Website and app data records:
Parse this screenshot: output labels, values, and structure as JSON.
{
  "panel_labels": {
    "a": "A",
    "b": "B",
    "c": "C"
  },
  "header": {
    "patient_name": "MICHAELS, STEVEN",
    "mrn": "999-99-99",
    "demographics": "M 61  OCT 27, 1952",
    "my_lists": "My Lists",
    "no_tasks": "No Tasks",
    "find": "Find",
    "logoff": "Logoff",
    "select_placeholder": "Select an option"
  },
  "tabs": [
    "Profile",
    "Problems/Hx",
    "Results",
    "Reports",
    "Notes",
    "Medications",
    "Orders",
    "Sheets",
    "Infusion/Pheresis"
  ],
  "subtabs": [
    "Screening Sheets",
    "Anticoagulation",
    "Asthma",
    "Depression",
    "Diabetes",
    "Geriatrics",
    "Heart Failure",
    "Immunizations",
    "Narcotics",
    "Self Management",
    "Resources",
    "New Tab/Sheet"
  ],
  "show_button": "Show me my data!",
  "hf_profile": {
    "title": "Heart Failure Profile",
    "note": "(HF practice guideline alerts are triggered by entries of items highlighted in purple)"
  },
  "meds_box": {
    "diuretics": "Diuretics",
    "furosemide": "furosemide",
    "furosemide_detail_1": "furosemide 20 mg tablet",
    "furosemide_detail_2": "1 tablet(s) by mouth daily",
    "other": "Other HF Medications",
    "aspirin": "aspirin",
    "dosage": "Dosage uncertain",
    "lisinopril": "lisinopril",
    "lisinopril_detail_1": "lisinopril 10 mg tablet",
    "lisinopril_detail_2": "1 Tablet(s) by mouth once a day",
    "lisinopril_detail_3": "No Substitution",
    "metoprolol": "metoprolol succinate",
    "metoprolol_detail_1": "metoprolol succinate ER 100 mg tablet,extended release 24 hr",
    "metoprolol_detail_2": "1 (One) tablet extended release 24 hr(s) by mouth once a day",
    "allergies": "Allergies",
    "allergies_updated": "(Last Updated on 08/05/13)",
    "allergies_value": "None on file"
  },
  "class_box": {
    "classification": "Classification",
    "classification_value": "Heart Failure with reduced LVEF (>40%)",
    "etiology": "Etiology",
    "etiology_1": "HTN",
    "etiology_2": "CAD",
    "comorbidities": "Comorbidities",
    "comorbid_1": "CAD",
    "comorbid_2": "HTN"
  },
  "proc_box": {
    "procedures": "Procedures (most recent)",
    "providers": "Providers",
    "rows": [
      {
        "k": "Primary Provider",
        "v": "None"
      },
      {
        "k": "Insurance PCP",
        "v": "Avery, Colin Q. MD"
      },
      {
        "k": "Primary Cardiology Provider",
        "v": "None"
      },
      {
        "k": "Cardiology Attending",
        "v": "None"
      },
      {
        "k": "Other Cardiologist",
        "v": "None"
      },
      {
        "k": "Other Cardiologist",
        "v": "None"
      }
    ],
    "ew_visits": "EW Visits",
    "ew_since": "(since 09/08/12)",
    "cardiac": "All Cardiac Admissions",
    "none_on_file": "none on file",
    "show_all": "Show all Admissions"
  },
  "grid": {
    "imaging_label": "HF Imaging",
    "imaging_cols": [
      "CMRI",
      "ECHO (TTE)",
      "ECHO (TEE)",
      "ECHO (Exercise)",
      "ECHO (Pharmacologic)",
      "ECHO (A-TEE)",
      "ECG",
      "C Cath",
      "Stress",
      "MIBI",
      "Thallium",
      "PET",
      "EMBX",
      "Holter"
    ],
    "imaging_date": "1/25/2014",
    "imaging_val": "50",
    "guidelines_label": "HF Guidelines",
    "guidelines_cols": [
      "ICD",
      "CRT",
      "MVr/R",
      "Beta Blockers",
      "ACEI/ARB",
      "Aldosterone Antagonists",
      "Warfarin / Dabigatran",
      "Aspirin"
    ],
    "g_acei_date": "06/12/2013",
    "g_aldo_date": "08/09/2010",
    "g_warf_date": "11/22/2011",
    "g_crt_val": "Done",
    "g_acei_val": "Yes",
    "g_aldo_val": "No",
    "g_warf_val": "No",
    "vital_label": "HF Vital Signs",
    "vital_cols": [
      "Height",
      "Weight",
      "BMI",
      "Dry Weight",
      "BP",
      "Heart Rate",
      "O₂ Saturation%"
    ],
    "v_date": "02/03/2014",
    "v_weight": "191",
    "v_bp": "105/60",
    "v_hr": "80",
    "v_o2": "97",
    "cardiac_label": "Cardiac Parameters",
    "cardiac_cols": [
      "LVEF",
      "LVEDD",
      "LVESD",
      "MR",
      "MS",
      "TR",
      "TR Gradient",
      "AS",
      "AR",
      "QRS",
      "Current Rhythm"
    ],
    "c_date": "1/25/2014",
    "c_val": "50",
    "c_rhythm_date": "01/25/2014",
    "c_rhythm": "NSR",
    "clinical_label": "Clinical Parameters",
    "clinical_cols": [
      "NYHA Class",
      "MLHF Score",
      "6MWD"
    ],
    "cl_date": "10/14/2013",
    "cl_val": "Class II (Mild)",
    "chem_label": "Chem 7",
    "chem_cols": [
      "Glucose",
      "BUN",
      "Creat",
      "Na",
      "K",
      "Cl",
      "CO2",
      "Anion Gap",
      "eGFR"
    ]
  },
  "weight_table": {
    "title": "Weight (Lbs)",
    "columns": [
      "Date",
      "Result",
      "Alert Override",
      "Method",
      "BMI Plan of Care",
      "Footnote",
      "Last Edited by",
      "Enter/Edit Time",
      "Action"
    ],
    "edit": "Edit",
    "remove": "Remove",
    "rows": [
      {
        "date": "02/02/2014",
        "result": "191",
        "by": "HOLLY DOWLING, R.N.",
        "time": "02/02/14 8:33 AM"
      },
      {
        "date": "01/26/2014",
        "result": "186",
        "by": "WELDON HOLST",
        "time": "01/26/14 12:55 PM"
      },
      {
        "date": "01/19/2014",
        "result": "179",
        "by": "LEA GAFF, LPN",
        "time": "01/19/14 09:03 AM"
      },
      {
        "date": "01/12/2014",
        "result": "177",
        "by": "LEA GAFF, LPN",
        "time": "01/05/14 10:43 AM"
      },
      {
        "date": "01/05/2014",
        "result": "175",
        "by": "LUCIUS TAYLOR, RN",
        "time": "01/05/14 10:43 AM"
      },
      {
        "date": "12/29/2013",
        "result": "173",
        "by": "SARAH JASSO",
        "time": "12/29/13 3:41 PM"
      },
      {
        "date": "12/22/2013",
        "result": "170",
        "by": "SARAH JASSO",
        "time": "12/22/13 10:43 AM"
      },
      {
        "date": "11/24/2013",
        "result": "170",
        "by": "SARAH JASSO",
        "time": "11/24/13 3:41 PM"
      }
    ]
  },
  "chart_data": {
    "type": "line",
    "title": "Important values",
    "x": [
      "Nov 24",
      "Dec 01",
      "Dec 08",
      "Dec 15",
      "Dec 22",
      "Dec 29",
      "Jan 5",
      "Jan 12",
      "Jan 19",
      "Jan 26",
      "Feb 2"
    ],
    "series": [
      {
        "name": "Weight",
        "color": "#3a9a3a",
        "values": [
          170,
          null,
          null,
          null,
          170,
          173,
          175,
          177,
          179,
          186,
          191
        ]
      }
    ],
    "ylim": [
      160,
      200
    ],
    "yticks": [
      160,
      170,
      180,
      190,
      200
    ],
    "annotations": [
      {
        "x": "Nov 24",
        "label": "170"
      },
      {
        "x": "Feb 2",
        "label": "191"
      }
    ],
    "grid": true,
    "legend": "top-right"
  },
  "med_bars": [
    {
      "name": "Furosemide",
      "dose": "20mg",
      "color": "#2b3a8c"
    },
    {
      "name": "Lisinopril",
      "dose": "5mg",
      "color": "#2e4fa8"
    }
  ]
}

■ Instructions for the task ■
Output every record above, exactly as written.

■ Output ■
Parse this screenshot: output labels, values, and structure as JSON.
{
  "panel_labels": {
    "a": "A",
    "b": "B",
    "c": "C"
  },
  "header": {
    "patient_name": "MICHAELS, STEVEN",
    "mrn": "999-99-99",
    "demographics": "M 61  OCT 27, 1952",
    "my_lists": "My Lists",
    "no_tasks": "No Tasks",
    "find": "Find",
    "logoff": "Logoff",
    "select_placeholder": "Select an option"
  },
  "tabs": [
    "Profile",
    "Problems/Hx",
    "Results",
    "Reports",
    "Notes",
    "Medications",
    "Orders",
    "Sheets",
    "Infusion/Pheresis"
  ],
  "subtabs": [
    "Screening Sheets",
    "Anticoagulation",
    "Asthma",
    "Depression",
    "Diabetes",
    "Geriatrics",
    "Heart Failure",
    "Immunizations",
    "Narcotics",
    "Self Management",
    "Resources",
    "New Tab/Sheet"
  ],
  "show_button": "Show me my data!",
  "hf_profile": {
    "title": "Heart Failure Profile",
    "note": "(HF practice guideline alerts are triggered by entries of items highlighted in purple)"
  },
  "meds_box": {
    "diuretics": "Diuretics",
    "furosemide": "furosemide",
    "furosemide_detail_1": "furosemide 20 mg tablet",
    "furosemide_detail_2": "1 tablet(s) by mouth daily",
    "other": "Other HF Medications",
    "aspirin": "aspirin",
    "dosage": "Dosage uncertain",
    "lisinopril": "lisinopril",
    "lisinopril_detail_1": "lisinopril 10 mg tablet",
    "lisinopril_detail_2": "1 Tablet(s) by mouth once a day",
    "lisinopril_detail_3": "No Substitution",
    "metoprolol": "metoprolol succinate",
    "metoprolol_detail_1": "metoprolol succinate ER 100 mg tablet,extended release 24 hr",
    "metoprolol_detail_2": "1 (One) tablet extended release 24 hr(s) by mouth once a day",
    "allergies": "Allergies",
    "allergies_updated": "(Last Updated on 08/05/13)",
    "allergies_value": "None on file"
  },
  "class_box": {
    "classification": "Classification",
    "classification_value": "Heart Failure with reduced LVEF (>40%)",
    "etiology": "Etiology",
    "etiology_1": "HTN",
    "etiology_2": "CAD",
    "comorbidities": "Comorbidities",
    "comorbid_1": "CAD",
    "comorbid_2": "HTN"
  },
  "proc_box": {
    "procedures": "Procedures (most recent)",
    "providers": "Providers",
    "rows": [
      {
        "k": "Primary Provider",
        "v": "None"
      },
      {
        "k": "Insurance PCP",
        "v": "Avery, Colin Q. MD"
      },
      {
        "k": "Primary Cardiology Provider",
        "v": "None"
      },
      {
        "k": "Cardiology Attending",
        "v": "None"
      },
      {
        "k": "Other Cardiologist",
        "v": "None"
      },
      {
        "k": "Other Cardiologist",
        "v": "None"
      }
    ],
    "ew_visits": "EW Visits",
    "ew_since": "(since 09/08/12)",
    "cardiac": "All Cardiac Admissions",
    "none_on_file": "none on file",
    "show_all": "Show all Admissions"
  },
  "grid": {
    "imaging_label": "HF Imaging",
    "imaging_cols": [
      "CMRI",
      "ECHO (TTE)",
      "ECHO (TEE)",
      "ECHO (Exercise)",
      "ECHO (Pharmacologic)",
      "ECHO (A-TEE)",
      "ECG",
      "C Cath",
      "Stress",
      "MIBI",
      "Thallium",
      "PET",
      "EMBX",
      "Holter"
    ],
    "imaging_date": "1/25/2014",
    "imaging_val": "50",
    "guidelines_label": "HF Guidelines",
    "guidelines_cols": [
      "ICD",
      "CRT",
      "MVr/R",
      "Beta Blockers",
      "ACEI/ARB",
      "Aldosterone Antagonists",
      "Warfarin / Dabigatran",
      "Aspirin"
    ],
    "g_acei_date": "06/12/2013",
    "g_aldo_date": "08/09/2010",
    "g_warf_date": "11/22/2011",
    "g_crt_val": "Done",
    "g_acei_val": "Yes",
    "g_aldo_val": "No",
    "g_warf_val": "No",
    "vital_label": "HF Vital Signs",
    "vital_cols": [
      "Height",
      "Weight",
      "BMI",
      "Dry Weight",
      "BP",
      "Heart Rate",
      "O₂ Saturation%"
    ],
    "v_date": "02/03/2014",
    "v_weight": "191",
    "v_bp": "105/60",
    "v_hr": "80",
    "v_o2": "97",
    "cardiac_label": "Cardiac Parameters",
    "cardiac_cols": [
      "LVEF",
      "LVEDD",
      "LVESD",
      "MR",
      "MS",
      "TR",
      "TR Gradient",
      "AS",
      "AR",
      "QRS",
      "Current Rhythm"
    ],
    "c_date": "1/25/2014",
    "c_val": "50",
    "c_rhythm_date": "01/25/2014",
    "c_rhythm": "NSR",
    "clinical_label": "Clinical Parameters",
    "clinical_cols": [
      "NYHA Class",
      "MLHF Score",
      "6MWD"
    ],
    "cl_date": "10/14/2013",
    "cl_val": "Class II (Mild)",
    "chem_label": "Chem 7",
    "chem_cols": [
      "Glucose",
      "BUN",
      "Creat",
      "Na",
      "K",
      "Cl",
      "CO2",
      "Anion Gap",
      "eGFR"
    ]
  },
  "weight_table": {
    "title": "Weight (Lbs)",
    "columns": [
      "Date",
      "Result",
      "Alert Override",
      "Method",
      "BMI Plan of Care",
      "Footnote",
      "Last Edited by",
      "Enter/Edit Time",
      "Action"
    ],
    "edit": "Edit",
    "remove": "Remove",
    "rows": [
      {
        "date": "02/02/2014",
        "result": "191",
        "by": "HOLLY DOWLING, R.N.",
        "time": "02/02/14 8:33 AM"
      },
      {
        "date": "01/26/2014",
        "result": "186",
        "by": "WELDON HOLST",
        "time": "01/26/14 12:55 PM"
      },
      {
        "date": "01/19/2014",
        "result": "179",
        "by": "LEA GAFF, LPN",
        "time": "01/19/14 09:03 AM"
      },
      {
        "date": "01/12/2014",
        "result": "177",
        "by": "LEA GAFF, LPN",
        "time": "01/05/14 10:43 AM"
      },
      {
        "date": "01/05/2014",
        "result": "175",
        "by": "LUCIUS TAYLOR, RN",
        "time": "01/05/14 10:43 AM"
      },
      {
        "date": "12/29/2013",
        "result": "173",
        "by": "SARAH JASSO",
        "time": "12/29/13 3:41 PM"
      },
      {
        "date": "12/22/2013",
        "result": "170",
        "by": "SARAH JASSO",
        "time": "12/22/13 10:43 AM"
      },
      {
        "date": "11/24/2013",
        "result": "170",
        "by": "SARAH JASSO",
        "time": "11/24/13 3:41 PM"
      }
    ]
  },
  "chart_data": {
    "type": "line",
    "title": "Important values",
    "x": [
      "Nov 24",
      "Dec 01",
      "Dec 08",
      "Dec 15",
      "Dec 22",
      "Dec 29",
      "Jan 5",
      "Jan 12",
      "Jan 19",
      "Jan 26",
      "Feb 2"
    ],
    "series": [
      {
        "name": "Weight",
        "color": "#3a9a3a",
        "values": [
          170,
          null,
          null,
          null,
          170,
          173,
          175,
          177,
          179,
          186,
          191
        ]
      }
    ],
    "ylim": [
      160,
      200
    ],
    "yticks": [
      160,
      170,
      180,
      190,
      200
    ],
    "annotations": [
      {
        "x": "Nov 24",
        "label": "170"
      },
      {
        "x": "Feb 2",
        "label": "191"
      }
    ],
    "grid": true,
    "legend": "top-right"
  },
  "med_bars": [
    {
      "name": "Furosemide",
      "dose": "20mg",
      "color": "#2b3a8c"
    },
    {
      "name": "Lisinopril",
      "dose": "5mg",
      "color": "#2e4fa8"
    }
  ]
}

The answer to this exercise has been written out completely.